-- Exercise input follows --
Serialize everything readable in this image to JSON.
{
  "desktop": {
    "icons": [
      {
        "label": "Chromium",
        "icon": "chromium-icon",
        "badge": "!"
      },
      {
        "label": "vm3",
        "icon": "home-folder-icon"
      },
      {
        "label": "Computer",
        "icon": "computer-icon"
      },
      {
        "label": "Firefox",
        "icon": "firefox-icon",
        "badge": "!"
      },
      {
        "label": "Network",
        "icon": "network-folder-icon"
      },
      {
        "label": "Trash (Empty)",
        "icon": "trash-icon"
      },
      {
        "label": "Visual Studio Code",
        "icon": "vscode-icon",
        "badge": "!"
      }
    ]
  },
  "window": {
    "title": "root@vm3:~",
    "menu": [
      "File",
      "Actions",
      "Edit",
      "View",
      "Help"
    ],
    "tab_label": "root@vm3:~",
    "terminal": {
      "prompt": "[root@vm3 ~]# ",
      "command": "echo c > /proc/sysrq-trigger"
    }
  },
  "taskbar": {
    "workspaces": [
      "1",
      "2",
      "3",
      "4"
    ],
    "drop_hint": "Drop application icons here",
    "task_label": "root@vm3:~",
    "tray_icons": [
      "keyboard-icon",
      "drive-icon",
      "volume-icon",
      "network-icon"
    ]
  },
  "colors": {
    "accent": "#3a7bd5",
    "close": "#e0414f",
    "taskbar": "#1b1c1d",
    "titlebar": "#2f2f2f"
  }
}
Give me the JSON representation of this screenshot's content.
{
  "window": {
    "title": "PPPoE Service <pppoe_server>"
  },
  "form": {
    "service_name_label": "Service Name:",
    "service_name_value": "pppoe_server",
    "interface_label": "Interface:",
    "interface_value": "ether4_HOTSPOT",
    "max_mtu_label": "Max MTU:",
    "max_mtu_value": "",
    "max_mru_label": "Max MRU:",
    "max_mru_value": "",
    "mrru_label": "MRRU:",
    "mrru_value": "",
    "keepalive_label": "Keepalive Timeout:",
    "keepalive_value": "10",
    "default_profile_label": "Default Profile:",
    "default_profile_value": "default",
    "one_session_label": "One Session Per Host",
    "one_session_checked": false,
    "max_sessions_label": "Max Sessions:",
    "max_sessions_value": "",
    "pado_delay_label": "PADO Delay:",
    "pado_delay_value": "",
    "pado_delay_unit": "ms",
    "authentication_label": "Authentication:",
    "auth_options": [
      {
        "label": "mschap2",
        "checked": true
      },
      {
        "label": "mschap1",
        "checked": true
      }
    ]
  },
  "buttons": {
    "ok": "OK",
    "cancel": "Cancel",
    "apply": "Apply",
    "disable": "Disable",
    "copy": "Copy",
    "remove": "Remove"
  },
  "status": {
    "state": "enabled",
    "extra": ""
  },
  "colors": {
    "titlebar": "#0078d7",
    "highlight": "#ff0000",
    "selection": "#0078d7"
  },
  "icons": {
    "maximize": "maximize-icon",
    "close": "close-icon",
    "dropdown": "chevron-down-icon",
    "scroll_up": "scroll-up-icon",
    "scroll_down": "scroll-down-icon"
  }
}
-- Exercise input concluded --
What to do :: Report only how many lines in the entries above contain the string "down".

Solution to this task :: 2